■ PROBLEM: In the data below, reproduce everything exactly except the images.
───── THE INPUT
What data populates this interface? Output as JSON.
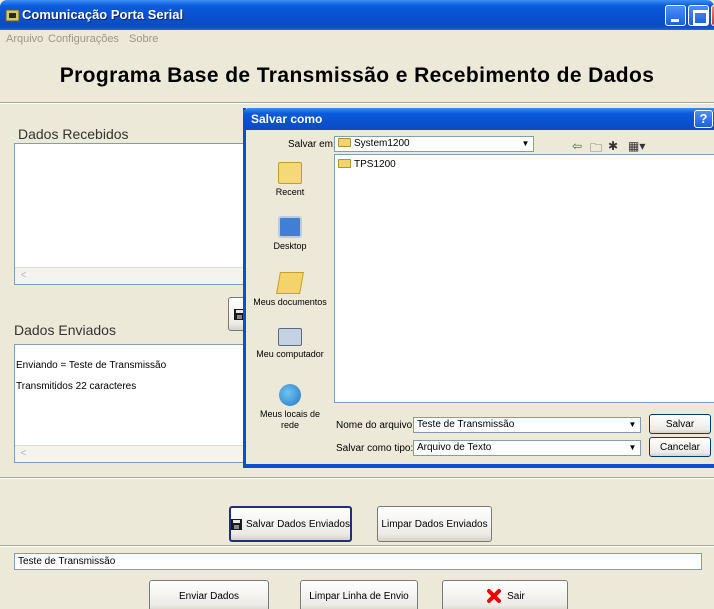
{
  "window": {
    "title": "Comunicação Porta Serial"
  },
  "menu": [
    "Arquivo",
    "Configurações",
    "Sobre"
  ],
  "heading": "Programa Base de Transmissão e Recebimento de Dados",
  "received": {
    "label": "Dados Recebidos"
  },
  "sent": {
    "label": "Dados Enviados",
    "lines": [
      "Enviando = Teste de Transmissão",
      "Transmitidos 22 caracteres"
    ]
  },
  "buttons": {
    "save_sent": "Salvar Dados Enviados",
    "clear_sent": "Limpar Dados Enviados",
    "send": "Enviar Dados",
    "clear_line": "Limpar Linha de Envio",
    "exit": "Sair"
  },
  "send_input": {
    "value": "Teste de Transmissão"
  },
  "dialog": {
    "title": "Salvar como",
    "help_glyph": "?",
    "save_in_label": "Salvar em:",
    "save_in_value": "System1200",
    "places": [
      {
        "label": "Recent",
        "icon": "recent-folder-icon"
      },
      {
        "label": "Desktop",
        "icon": "desktop-icon"
      },
      {
        "label": "Meus documentos",
        "icon": "my-documents-icon"
      },
      {
        "label": "Meu computador",
        "icon": "my-computer-icon"
      },
      {
        "label": "Meus locais de rede",
        "icon": "network-places-icon"
      }
    ],
    "files": [
      "TPS1200"
    ],
    "filename_label": "Nome do arquivo:",
    "filename_value": "Teste de Transmissão",
    "filetype_label": "Salvar como tipo:",
    "filetype_value": "Arquivo de Texto",
    "save_button": "Salvar",
    "cancel_button": "Cancelar"
  },
  "colors": {
    "titlebar": "#0A4FCB",
    "face": "#ECE9D8",
    "accent_thumb": "#0A1F9A",
    "exit_icon": "#E00000"
  }
}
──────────
■ YOUR RESPONSE:
What data populates this interface? Output as JSON.
{
  "window": {
    "title": "Comunicação Porta Serial"
  },
  "menu": [
    "Arquivo",
    "Configurações",
    "Sobre"
  ],
  "heading": "Programa Base de Transmissão e Recebimento de Dados",
  "received": {
    "label": "Dados Recebidos"
  },
  "sent": {
    "label": "Dados Enviados",
    "lines": [
      "Enviando = Teste de Transmissão",
      "Transmitidos 22 caracteres"
    ]
  },
  "buttons": {
    "save_sent": "Salvar Dados Enviados",
    "clear_sent": "Limpar Dados Enviados",
    "send": "Enviar Dados",
    "clear_line": "Limpar Linha de Envio",
    "exit": "Sair"
  },
  "send_input": {
    "value": "Teste de Transmissão"
  },
  "dialog": {
    "title": "Salvar como",
    "help_glyph": "?",
    "save_in_label": "Salvar em:",
    "save_in_value": "System1200",
    "places": [
      {
        "label": "Recent",
        "icon": "recent-folder-icon"
      },
      {
        "label": "Desktop",
        "icon": "desktop-icon"
      },
      {
        "label": "Meus documentos",
        "icon": "my-documents-icon"
      },
      {
        "label": "Meu computador",
        "icon": "my-computer-icon"
      },
      {
        "label": "Meus locais de rede",
        "icon": "network-places-icon"
      }
    ],
    "files": [
      "TPS1200"
    ],
    "filename_label": "Nome do arquivo:",
    "filename_value": "Teste de Transmissão",
    "filetype_label": "Salvar como tipo:",
    "filetype_value": "Arquivo de Texto",
    "save_button": "Salvar",
    "cancel_button": "Cancelar"
  },
  "colors": {
    "titlebar": "#0A4FCB",
    "face": "#ECE9D8",
    "accent_thumb": "#0A1F9A",
    "exit_icon": "#E00000"
  }
}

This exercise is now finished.